Ordinary windows can represent a major source of unwanted heat gain in summer and significant heat loss in winter. Up to 40% of a home’s heating energy is lost and up to 87% of its heat is gained through windows. Installing energy efficient windows will improve the thermal performance and comfort of your home alongside reducing energy costs and Australia’s greenhouse gas emissions.
So how do you compare the energy efficiency of different windows? The simplest way to do this is using the Window Energy Rating Scheme (WERS). WERS rates the energy impact of residential and commercial windows throughout Australia. Useful performance figures such as U-value and SHGC as well as air infiltration, condensation, fading and visible transmittance are provided.
- Energy efficiency means reducing the amount of times heating and cooling appliances are turned on and off.
How does the rating system work?
WERS-rated windows, skylights, glazed doors and window films are accompanied by a sticker and certificate certifying it has been tested by an independent accredited simulator and approved by a WERS auditor. Thousands of windows and window films from the majority of manufacturers are listed according to the frame and glazing or tinting type.
The sticker and certificate display the familiar star rating diagram, as shown below, indicating heating and cooling performance. Cooling and heating stars are rated on a scale of 0 to 10 stars with more stars indicating better performance. These ratings show the effect the window will have on the energy performance of the whole house.
Detailed energy performance information on a comprehensive range of certified windows is also available through the WERS website.
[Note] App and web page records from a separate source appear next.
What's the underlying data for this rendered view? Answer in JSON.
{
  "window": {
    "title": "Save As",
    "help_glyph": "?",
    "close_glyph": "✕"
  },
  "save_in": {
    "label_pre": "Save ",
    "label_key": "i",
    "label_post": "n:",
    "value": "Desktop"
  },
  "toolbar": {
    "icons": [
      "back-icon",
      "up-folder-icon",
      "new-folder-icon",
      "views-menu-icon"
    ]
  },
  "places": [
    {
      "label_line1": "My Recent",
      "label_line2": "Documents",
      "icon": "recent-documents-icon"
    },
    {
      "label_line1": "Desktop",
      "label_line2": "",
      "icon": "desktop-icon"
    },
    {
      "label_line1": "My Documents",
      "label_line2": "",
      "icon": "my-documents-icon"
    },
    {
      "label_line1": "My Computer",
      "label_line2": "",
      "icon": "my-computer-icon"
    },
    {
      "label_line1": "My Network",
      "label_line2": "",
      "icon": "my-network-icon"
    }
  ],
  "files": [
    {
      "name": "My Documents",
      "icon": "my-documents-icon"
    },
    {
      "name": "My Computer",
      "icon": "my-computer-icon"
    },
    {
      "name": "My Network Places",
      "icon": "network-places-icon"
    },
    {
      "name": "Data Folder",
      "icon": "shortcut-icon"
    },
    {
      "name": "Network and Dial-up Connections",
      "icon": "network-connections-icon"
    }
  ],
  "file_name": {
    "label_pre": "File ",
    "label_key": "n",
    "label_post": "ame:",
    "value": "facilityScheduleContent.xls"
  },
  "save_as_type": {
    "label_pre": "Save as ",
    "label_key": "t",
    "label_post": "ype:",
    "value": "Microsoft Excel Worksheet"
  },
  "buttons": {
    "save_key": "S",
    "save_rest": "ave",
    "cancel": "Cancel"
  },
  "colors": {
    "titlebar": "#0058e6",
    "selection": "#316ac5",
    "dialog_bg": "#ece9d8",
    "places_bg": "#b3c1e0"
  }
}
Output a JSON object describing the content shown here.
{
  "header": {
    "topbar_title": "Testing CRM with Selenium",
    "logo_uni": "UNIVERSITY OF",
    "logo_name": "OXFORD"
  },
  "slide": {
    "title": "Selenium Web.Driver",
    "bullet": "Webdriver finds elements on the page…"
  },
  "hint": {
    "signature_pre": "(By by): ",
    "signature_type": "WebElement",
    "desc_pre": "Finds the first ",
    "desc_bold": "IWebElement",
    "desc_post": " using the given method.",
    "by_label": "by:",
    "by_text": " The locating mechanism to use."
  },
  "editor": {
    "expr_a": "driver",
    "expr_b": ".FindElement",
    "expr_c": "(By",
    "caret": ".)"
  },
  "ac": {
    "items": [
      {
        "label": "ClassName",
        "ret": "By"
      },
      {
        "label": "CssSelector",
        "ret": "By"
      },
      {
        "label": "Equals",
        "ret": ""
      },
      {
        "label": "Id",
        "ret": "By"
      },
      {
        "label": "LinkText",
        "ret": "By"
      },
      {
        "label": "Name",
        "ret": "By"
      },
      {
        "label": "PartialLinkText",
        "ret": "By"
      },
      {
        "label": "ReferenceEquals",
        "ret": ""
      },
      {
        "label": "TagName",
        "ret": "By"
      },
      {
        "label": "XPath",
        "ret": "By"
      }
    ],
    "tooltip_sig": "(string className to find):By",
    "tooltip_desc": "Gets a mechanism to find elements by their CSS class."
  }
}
In addition to the cooling and heating stars, the online product directory provides an indicative percentage reduction in heating and cooling needs as well as values for thermal, solar, optical and air infiltration performance.
Specific information about WERS ratings for window films is available on the WERS For Film page of the WERS site.
Understanding online WERS information
|1.||Window ID is a unique code given to each window in the database|
|2.||Glazing specifies that type of glass used in the window system. When on the WERS site, hovering your mouse over the figure will explain the abbreviations used. Where three figures are given this signifies a double glazed window. For example, 3/6/3 as shown in the WERS table above, indicates the outside pane is 3mm thick, the air gap is 6mm wide and the inside pane is 3mm thick.|
|3.||Cooling and heating stars show how energy efficient the window is in terms of cooling and heating. Rating stars are on a scale of 1 to 10 with more stars indicating better performance.|
|4.||% Improvement figures are compared with a base window using 3mm clear glass in a standard aluminium frame. A negative percentage improvement figure indicates performance worse than the base window. A positive percentage improvement figure indicates performance better than the base window.|
|5.||U-value measures how well a product prevents heat from escaping the home in winter and entering it in summer. The lower the U-Value (Uw), the better the thermal efficiency.|
|6.||Solar Heat Gain Coefficient (SHGC) measures how well a product blocks heat from the sun rays. SHGC is expressed as a number between 0 and 1. The lower the SHGC, the better a product is at blocking unwanted heat gain.|
|7.||Visible Transmittance (Tvw) measures how much light comes through a window. Tvw is expressed as a number between 0 and 1. The higher the number the more daylight will enter the room|
|8.||Air Infiltration (AI) measures how much outside air leaks into the home through the window. The lower the AI the better. An AI of 0 is only possible with fixed windows.|